** ACTIVITY **
Will you output the entries below exactly, skipping every image they contain?
*** Block opens ***
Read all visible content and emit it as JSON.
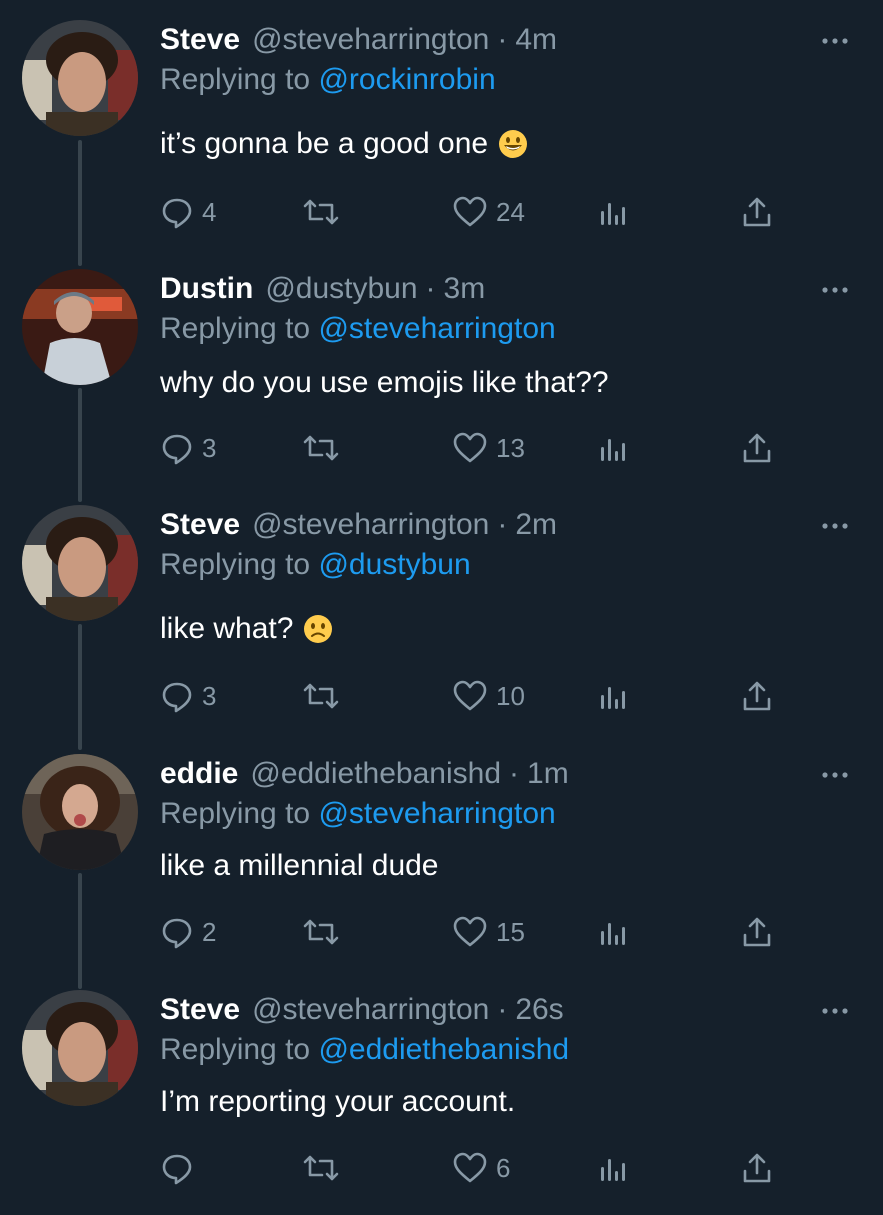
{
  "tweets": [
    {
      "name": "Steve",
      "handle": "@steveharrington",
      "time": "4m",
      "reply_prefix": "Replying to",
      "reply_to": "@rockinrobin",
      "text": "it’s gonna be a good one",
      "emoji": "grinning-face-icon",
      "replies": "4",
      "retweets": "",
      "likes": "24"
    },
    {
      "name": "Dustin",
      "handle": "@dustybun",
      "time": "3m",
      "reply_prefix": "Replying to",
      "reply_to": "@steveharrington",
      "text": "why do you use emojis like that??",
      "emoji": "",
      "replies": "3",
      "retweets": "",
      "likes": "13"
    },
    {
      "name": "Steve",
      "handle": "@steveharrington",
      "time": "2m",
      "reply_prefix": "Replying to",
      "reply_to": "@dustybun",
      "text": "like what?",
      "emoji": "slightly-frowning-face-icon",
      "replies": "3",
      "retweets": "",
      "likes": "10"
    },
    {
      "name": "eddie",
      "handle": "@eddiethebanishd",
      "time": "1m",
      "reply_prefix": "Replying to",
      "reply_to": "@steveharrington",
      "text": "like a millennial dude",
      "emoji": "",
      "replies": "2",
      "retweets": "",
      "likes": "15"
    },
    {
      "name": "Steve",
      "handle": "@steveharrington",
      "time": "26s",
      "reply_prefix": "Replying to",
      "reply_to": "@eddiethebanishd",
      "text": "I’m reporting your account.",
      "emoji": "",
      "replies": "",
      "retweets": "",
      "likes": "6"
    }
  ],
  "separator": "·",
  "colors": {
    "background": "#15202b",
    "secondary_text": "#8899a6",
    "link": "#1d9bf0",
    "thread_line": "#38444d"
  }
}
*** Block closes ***
** ANSWER TO THIS TASK **
Read all visible content and emit it as JSON.
{
  "tweets": [
    {
      "name": "Steve",
      "handle": "@steveharrington",
      "time": "4m",
      "reply_prefix": "Replying to",
      "reply_to": "@rockinrobin",
      "text": "it’s gonna be a good one",
      "emoji": "grinning-face-icon",
      "replies": "4",
      "retweets": "",
      "likes": "24"
    },
    {
      "name": "Dustin",
      "handle": "@dustybun",
      "time": "3m",
      "reply_prefix": "Replying to",
      "reply_to": "@steveharrington",
      "text": "why do you use emojis like that??",
      "emoji": "",
      "replies": "3",
      "retweets": "",
      "likes": "13"
    },
    {
      "name": "Steve",
      "handle": "@steveharrington",
      "time": "2m",
      "reply_prefix": "Replying to",
      "reply_to": "@dustybun",
      "text": "like what?",
      "emoji": "slightly-frowning-face-icon",
      "replies": "3",
      "retweets": "",
      "likes": "10"
    },
    {
      "name": "eddie",
      "handle": "@eddiethebanishd",
      "time": "1m",
      "reply_prefix": "Replying to",
      "reply_to": "@steveharrington",
      "text": "like a millennial dude",
      "emoji": "",
      "replies": "2",
      "retweets": "",
      "likes": "15"
    },
    {
      "name": "Steve",
      "handle": "@steveharrington",
      "time": "26s",
      "reply_prefix": "Replying to",
      "reply_to": "@eddiethebanishd",
      "text": "I’m reporting your account.",
      "emoji": "",
      "replies": "",
      "retweets": "",
      "likes": "6"
    }
  ],
  "separator": "·",
  "colors": {
    "background": "#15202b",
    "secondary_text": "#8899a6",
    "link": "#1d9bf0",
    "thread_line": "#38444d"
  }
}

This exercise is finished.